→ EXERCISE: What is needed is every line of the data that includes the word "true". Please copy each one.
==== INPUT FOR THIS TASK
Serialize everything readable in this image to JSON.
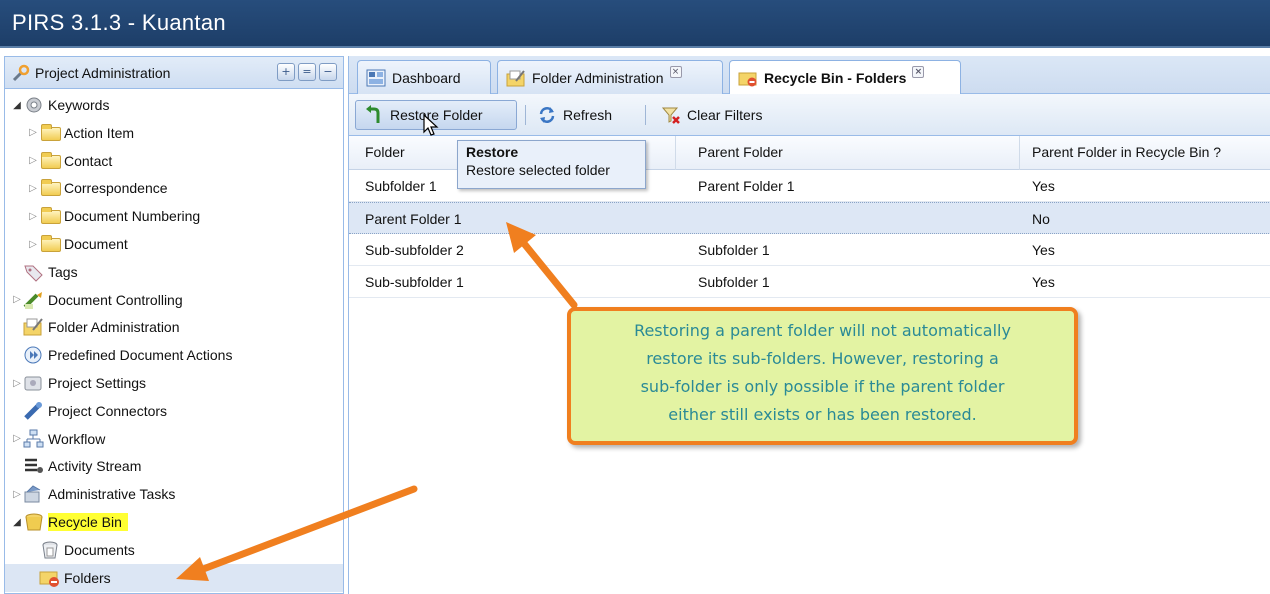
{
  "app": {
    "title": "PIRS 3.1.3  -  Kuantan"
  },
  "left_panel": {
    "title": "Project Administration",
    "header_buttons": [
      "add",
      "collapse",
      "minimize"
    ],
    "tree": [
      {
        "label": "Keywords",
        "icon": "gear-icon",
        "level": 0,
        "expanded": true
      },
      {
        "label": "Action Item",
        "icon": "folder-icon",
        "level": 1,
        "expanded": false
      },
      {
        "label": "Contact",
        "icon": "folder-icon",
        "level": 1,
        "expanded": false
      },
      {
        "label": "Correspondence",
        "icon": "folder-icon",
        "level": 1,
        "expanded": false
      },
      {
        "label": "Document Numbering",
        "icon": "folder-icon",
        "level": 1,
        "expanded": false
      },
      {
        "label": "Document",
        "icon": "folder-icon",
        "level": 1,
        "expanded": false
      },
      {
        "label": "Tags",
        "icon": "tag-icon",
        "level": 0
      },
      {
        "label": "Document Controlling",
        "icon": "document-controlling-icon",
        "level": 0,
        "expanded": false
      },
      {
        "label": "Folder Administration",
        "icon": "folder-admin-icon",
        "level": 0
      },
      {
        "label": "Predefined Document Actions",
        "icon": "play-icon",
        "level": 0
      },
      {
        "label": "Project Settings",
        "icon": "settings-box-icon",
        "level": 0,
        "expanded": false
      },
      {
        "label": "Project Connectors",
        "icon": "connector-icon",
        "level": 0
      },
      {
        "label": "Workflow",
        "icon": "workflow-icon",
        "level": 0,
        "expanded": false
      },
      {
        "label": "Activity Stream",
        "icon": "activity-stream-icon",
        "level": 0
      },
      {
        "label": "Administrative Tasks",
        "icon": "tasks-icon",
        "level": 0,
        "expanded": false
      },
      {
        "label": "Recycle Bin",
        "icon": "recycle-bin-icon",
        "level": 0,
        "expanded": true,
        "highlighted": true
      },
      {
        "label": "Documents",
        "icon": "recycle-documents-icon",
        "level": 1
      },
      {
        "label": "Folders",
        "icon": "recycle-folders-icon",
        "level": 1,
        "selected": true
      }
    ]
  },
  "tabs": [
    {
      "label": "Dashboard",
      "icon": "dashboard-icon",
      "closable": false,
      "active": false
    },
    {
      "label": "Folder Administration",
      "icon": "folder-admin-icon",
      "closable": true,
      "active": false
    },
    {
      "label": "Recycle Bin - Folders",
      "icon": "recycle-folders-icon",
      "closable": true,
      "active": true
    }
  ],
  "toolbar": {
    "restore_label": "Restore Folder",
    "refresh_label": "Refresh",
    "clear_filters_label": "Clear Filters"
  },
  "tooltip": {
    "title": "Restore",
    "body": "Restore selected folder"
  },
  "grid": {
    "columns": [
      "Folder",
      "Parent Folder",
      "Parent Folder in Recycle Bin ?"
    ],
    "rows": [
      {
        "folder": "Subfolder 1",
        "parent": "Parent Folder 1",
        "in_bin": "Yes",
        "selected": false
      },
      {
        "folder": "Parent Folder 1",
        "parent": "",
        "in_bin": "No",
        "selected": true
      },
      {
        "folder": "Sub-subfolder 2",
        "parent": "Subfolder 1",
        "in_bin": "Yes",
        "selected": false
      },
      {
        "folder": "Sub-subfolder 1",
        "parent": "Subfolder 1",
        "in_bin": "Yes",
        "selected": false
      }
    ]
  },
  "callout": {
    "lines": [
      "Restoring a parent folder will not automatically",
      "restore its sub-folders. However, restoring a",
      "sub-folder is only possible if the parent folder",
      "either still exists or has been restored."
    ]
  },
  "colors": {
    "title_bar": "#1f4270",
    "callout_bg": "#e3f3a3",
    "callout_border": "#f07f1f",
    "callout_text": "#2a8a96",
    "highlight": "#ffff33",
    "arrow": "#f07f1f"
  }
}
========
→ RESULT OF THIS TASK:
        "expanded": true
        "expanded": true,
        "highlighted": true
        "selected": true
      "closable": true,
      "closable": true,
      "active": true
        "selected": true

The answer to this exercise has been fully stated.